A dog can be anyone’s best friend, not just man’s. They befriend men and women, children, other dogs, and sometimes even cats.
The incredible mindset and temperament of the canine is the subject of A Dog’s Life, currently showing at the Great American Melodrama in Oceano, which explores the subject with wit, humor, music, and heart.
A Dog’s Life—written by Sean Grennan with music by Leah Okimoto—shows through late April at the Melodrama. Theatergoers have more than a month of performances to make it out to the show, so there are no excuses for not catching this one, especially if you’re a dog owner or have an affinity for the furry creatures.
- PHOTO COURTESY OF THE GREAT AMERICAN MELODRAMA
- MAN'S BEST FRIEND: The Great American Melodrama’s production of 'A Dog’s Life' is a comedic heartfelt look at dog ownership and how canines may very well see the world.
The story takes a small cast, and that’s because of its central focus on one dog, Jack (Tim Stewart), and his journey from the animal shelter to a real connection with human Joel (Jeff Salsbury). While hoping for an adopter to enter the pound, Jack spends time talking with two other dogs, simply named Big Dog (Philip Bolton) and Little Dog (Mia Mekjian), in the program.
These two, a Doberman and a terrier, couldn’t be more different, and they highlight how plain Jack is. Jack is somewhat of an “every dog,” and reveals that in a great song when Joel comes into the shelter looking to adopt. He doesn’t fetch, doesn’t do tricks, and can’t sit and stay, he explains with a carefree tune. Of course, Joel doesn’t understand a word of it, nor does Jack understand Joel. This is a fun trope used throughout the play, and Stewart and Salsbury build quite the rapport as the initially frustrated owner and the doe-eyed dog. Stewart also has a fantastic singing voice and gives Jack a playful innocence.
Once adopted, we get to enjoy the minutia of dog life through Jack’s eyes, always in comedic scenes and song. Riding in the car, going for a walk, fetching in the park, digging in the trash, and more, all get their moment. The show is actually arranged in short scenes, all of which are punctuated by moments of darkness, allowing scene changes in which pre-recorded quotes play through the speakers—always relating to dogs, of course.
The Great American Melodrama exhibits a close relationship with PCPA resident artists in this production, as local theater fans will recognize Erik Stein’s voice reading the quippy, often ironic quotes. Michael Jenkinson, another PCPA resident artist, directed the show, evident in the number of well-choreographed dance numbers in the musical scenes.
Many of these dance-filled musical numbers are performed by Big Dog and Little Dog (Bolton and Mekjian), who are adopted by the same owner, even though they hardly have anything in common. Bolton and Mekjian are delightfully funny and talented singers and dancers, illustrating the hilarity of a dog-on-dog relationship.
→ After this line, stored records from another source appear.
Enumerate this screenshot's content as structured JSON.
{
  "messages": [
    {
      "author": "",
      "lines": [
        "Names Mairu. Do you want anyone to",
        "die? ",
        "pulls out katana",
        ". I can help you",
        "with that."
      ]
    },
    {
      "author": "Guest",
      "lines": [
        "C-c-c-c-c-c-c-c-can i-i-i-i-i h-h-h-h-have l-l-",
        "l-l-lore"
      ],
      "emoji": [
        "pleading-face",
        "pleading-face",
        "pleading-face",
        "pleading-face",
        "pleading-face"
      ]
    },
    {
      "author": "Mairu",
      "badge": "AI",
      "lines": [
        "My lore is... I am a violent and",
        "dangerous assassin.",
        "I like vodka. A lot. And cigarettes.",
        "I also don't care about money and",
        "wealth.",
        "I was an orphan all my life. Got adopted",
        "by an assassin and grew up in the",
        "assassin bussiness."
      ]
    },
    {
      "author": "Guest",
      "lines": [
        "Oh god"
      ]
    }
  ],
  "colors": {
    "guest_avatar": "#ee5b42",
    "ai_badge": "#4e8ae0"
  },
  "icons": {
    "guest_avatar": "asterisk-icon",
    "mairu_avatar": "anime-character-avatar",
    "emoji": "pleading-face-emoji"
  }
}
The tale truly does span Jack’s life, through all its decades of dog years, and we get to see our beloved characters go gray in the fur. When the inevitable happens, tears flowed freely at the Melodrama, certainly more so among the dog owners in the crowd. We see Joel grieving in the park when he makes a connection with a woman he sees there often, Annie (Leah Kolb), who hasn’t had a dog since she lost her little fur ball years before. It’s a heartfelt moment, one that genuinely captures how powerful a canine companion can be.
To dry up the eyes and get the audience laughing again, the Great American Melodrama continues its tradition of the closing Vaudeville Review, this time with Please Stand By … A Television Vaudeville Review, which showcases the cast’s multi-talented abilities, from song to dance, and ensemble comedy to monologue. All the while, pianist Kevin Lawson is ready with the tunes, accompanying more than just the singing.
For those with an affinity for pooches, the Melodrama’s current production is a must-see, and for everyone else, it’s a fantastic time as well! It just goes to show how versatile the little theater in Oceano is, eliciting laughs one moment, tears the next, and keeping an audience entertained for hours with fantastic live performance.
Joe Payne, arts editor for our sister paper the Sun, cried like a baby when thinking about his lost dog Pepper. Contact him at firstname.lastname@example.org.